-- Data extracts follows --

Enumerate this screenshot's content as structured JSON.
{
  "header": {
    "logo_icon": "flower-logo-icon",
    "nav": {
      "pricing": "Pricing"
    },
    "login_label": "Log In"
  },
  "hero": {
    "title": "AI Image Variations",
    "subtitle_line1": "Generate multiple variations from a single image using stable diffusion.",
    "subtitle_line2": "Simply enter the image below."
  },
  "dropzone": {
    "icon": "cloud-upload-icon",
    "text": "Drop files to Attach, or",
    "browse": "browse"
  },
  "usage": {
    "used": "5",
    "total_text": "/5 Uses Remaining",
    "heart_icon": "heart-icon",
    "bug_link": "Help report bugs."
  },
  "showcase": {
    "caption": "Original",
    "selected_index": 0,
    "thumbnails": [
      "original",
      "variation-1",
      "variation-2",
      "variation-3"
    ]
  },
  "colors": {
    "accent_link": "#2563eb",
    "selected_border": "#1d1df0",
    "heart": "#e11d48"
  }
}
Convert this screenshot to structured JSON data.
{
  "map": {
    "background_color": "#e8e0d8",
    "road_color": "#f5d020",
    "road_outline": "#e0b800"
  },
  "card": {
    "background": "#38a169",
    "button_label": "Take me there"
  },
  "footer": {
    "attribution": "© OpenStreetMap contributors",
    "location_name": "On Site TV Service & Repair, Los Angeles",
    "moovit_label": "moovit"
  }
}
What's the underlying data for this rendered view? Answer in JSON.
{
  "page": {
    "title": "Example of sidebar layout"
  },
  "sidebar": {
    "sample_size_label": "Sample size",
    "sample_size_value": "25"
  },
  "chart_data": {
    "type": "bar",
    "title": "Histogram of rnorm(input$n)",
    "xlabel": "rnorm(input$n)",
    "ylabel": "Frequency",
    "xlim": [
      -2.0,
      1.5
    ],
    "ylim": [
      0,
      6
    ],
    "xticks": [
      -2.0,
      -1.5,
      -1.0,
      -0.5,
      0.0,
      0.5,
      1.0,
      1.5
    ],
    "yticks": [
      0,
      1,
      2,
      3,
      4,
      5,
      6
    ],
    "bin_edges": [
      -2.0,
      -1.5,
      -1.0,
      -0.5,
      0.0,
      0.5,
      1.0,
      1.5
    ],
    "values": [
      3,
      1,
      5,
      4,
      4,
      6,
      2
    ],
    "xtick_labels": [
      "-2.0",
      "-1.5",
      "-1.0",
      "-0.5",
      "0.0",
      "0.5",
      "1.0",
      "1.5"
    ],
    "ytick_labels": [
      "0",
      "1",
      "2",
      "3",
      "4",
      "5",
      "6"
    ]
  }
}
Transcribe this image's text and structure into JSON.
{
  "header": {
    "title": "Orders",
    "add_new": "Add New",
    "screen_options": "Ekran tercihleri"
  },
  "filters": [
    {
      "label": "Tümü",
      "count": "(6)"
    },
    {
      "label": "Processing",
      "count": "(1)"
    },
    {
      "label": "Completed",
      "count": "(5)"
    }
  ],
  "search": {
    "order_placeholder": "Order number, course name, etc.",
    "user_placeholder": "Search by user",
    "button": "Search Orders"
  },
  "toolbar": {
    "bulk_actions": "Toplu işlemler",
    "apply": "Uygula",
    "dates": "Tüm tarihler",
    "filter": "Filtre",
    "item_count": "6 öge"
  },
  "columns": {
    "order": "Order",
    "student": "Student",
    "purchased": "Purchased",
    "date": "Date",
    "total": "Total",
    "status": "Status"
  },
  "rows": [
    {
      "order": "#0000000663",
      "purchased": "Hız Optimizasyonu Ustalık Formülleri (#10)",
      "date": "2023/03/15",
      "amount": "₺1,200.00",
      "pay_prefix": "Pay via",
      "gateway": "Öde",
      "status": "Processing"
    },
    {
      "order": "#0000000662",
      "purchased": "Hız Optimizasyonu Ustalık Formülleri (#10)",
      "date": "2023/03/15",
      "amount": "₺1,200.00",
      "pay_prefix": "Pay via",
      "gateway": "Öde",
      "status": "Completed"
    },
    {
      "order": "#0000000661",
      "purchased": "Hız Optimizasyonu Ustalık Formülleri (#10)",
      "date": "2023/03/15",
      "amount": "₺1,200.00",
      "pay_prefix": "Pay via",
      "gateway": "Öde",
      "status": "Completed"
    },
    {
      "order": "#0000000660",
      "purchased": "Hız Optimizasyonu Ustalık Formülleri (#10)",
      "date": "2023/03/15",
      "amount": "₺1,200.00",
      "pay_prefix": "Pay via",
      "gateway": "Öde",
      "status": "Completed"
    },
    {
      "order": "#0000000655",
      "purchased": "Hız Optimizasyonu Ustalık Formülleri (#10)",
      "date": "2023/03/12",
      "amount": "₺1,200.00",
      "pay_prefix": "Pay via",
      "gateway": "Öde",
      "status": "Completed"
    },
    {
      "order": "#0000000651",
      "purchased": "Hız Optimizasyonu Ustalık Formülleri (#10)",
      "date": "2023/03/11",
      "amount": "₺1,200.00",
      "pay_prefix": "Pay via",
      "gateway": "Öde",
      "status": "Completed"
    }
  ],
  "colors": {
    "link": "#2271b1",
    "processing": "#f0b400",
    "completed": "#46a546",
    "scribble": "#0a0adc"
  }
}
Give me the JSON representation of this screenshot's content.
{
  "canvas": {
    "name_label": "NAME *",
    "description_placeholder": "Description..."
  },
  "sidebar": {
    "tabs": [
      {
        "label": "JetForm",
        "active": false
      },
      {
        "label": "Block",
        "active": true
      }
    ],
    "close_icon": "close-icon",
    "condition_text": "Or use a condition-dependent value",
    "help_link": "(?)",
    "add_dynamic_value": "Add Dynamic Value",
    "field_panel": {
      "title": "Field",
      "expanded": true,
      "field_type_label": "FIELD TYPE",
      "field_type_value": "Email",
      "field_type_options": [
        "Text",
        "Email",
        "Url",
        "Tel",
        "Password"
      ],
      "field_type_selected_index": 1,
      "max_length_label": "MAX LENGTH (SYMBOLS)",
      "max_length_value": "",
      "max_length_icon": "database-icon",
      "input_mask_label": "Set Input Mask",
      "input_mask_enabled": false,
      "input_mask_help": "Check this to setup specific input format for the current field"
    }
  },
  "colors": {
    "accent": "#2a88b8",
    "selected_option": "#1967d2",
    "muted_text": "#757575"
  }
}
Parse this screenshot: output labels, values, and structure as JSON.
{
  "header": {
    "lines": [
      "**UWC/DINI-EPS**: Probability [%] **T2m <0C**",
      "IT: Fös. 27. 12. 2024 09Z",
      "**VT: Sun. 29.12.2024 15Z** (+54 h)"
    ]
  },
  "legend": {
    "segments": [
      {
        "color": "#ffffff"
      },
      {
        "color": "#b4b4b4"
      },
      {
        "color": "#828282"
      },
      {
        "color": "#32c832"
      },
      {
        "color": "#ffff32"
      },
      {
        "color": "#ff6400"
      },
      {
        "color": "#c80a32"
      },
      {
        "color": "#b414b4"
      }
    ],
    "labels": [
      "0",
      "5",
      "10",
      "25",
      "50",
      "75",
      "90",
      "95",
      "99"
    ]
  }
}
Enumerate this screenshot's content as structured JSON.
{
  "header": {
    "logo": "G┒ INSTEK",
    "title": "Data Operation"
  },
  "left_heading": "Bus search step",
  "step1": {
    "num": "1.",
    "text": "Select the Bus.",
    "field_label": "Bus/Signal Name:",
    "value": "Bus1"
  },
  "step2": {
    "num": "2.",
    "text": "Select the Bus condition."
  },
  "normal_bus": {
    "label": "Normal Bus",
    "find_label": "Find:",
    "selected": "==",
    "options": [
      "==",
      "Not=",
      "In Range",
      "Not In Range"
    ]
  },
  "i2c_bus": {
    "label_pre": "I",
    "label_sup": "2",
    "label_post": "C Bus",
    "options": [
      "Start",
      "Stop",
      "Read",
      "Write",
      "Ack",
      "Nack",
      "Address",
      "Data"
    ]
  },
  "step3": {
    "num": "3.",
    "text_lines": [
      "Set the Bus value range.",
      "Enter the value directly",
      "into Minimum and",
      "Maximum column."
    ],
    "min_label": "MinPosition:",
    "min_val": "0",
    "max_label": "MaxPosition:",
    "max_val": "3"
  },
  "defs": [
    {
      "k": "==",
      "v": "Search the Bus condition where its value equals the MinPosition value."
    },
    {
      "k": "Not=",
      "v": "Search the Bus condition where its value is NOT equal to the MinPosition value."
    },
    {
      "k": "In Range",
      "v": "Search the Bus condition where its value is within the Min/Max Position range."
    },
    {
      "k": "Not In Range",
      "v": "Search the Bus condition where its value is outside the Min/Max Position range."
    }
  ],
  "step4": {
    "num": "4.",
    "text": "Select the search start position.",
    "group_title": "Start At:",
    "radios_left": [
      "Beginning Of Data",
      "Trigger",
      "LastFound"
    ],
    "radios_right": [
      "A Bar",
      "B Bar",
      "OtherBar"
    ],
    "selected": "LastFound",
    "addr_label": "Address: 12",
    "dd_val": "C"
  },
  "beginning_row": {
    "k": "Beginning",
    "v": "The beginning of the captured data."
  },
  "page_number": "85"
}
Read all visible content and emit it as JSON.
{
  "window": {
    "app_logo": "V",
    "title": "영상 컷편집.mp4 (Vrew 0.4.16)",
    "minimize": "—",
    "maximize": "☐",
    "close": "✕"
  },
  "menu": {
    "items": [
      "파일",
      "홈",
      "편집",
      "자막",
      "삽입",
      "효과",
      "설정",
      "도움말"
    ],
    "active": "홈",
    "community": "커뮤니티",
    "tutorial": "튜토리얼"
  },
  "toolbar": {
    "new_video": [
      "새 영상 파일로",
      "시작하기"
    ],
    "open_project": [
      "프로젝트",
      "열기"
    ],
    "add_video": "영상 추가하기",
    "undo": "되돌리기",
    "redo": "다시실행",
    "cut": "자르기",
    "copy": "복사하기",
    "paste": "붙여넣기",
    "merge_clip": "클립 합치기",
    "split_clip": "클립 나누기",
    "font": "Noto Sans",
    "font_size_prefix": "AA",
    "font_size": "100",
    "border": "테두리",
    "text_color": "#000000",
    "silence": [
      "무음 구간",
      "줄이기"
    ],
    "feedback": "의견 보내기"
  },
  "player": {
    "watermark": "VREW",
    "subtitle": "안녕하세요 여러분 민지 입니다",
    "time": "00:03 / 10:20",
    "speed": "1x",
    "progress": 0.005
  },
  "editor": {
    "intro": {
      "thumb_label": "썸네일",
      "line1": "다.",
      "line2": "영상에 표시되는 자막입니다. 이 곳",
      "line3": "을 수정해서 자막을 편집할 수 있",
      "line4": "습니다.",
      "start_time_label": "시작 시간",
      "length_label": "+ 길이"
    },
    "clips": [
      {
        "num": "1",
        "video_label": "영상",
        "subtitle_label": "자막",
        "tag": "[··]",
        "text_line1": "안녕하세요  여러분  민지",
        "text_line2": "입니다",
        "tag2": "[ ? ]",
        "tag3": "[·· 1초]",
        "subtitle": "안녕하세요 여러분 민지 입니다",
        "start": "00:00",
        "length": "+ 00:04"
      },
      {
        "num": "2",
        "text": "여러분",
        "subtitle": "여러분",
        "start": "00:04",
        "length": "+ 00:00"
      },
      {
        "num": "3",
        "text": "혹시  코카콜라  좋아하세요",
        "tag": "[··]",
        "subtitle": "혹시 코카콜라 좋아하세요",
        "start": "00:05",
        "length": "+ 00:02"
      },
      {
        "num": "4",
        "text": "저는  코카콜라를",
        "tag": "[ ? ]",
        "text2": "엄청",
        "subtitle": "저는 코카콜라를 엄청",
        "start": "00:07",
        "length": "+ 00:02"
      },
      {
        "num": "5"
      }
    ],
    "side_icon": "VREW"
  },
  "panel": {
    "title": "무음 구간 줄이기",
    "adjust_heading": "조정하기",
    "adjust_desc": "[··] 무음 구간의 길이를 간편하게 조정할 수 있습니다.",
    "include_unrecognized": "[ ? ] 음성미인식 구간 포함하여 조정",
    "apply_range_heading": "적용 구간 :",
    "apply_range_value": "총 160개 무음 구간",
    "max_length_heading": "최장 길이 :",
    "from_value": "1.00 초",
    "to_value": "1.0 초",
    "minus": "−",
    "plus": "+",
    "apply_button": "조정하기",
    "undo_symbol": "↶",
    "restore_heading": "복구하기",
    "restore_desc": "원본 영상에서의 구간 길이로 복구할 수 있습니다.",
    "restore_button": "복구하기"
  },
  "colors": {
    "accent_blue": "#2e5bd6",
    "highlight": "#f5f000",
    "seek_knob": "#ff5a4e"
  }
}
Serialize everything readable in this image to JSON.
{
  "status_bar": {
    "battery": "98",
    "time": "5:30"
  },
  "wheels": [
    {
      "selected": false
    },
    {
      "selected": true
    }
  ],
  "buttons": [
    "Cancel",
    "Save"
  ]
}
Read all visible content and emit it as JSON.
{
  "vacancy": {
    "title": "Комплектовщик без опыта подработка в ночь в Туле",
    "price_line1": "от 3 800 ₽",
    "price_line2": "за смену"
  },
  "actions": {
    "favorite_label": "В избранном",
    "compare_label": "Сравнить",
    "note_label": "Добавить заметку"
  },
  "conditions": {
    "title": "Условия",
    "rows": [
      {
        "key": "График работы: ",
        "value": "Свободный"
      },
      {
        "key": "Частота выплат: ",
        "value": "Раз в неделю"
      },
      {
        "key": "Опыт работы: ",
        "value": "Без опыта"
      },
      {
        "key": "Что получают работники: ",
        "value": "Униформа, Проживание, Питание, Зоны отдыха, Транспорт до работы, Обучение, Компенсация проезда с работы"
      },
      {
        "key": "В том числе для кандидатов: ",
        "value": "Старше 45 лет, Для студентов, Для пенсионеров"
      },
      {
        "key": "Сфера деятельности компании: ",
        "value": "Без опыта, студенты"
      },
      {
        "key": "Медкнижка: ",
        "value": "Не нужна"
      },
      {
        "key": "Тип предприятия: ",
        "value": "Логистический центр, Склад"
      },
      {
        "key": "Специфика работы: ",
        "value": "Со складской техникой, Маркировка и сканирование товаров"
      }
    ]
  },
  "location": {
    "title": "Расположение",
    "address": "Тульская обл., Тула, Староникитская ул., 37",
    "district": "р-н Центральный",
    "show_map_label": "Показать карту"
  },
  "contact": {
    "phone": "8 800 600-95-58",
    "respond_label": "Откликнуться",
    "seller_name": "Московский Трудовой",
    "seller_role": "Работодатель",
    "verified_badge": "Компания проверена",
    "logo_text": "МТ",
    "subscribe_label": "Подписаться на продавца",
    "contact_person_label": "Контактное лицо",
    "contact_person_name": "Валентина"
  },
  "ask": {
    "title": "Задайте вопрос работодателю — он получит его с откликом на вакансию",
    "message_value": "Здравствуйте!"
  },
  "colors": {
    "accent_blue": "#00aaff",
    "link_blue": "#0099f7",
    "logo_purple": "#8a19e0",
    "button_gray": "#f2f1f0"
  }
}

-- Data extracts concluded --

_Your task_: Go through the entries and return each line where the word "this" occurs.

_Task output_:
Enumerate this screenshot's content as structured JSON.
Convert this screenshot to structured JSON data.
What's the underlying data for this rendered view? Answer in JSON.
Transcribe this image's text and structure into JSON.
Give me the JSON representation of this screenshot's content.
      "input_mask_help": "Check this to setup specific input format for the current field"
Parse this screenshot: output labels, values, and structure as JSON.
Enumerate this screenshot's content as structured JSON.
Serialize everything readable in this image to JSON.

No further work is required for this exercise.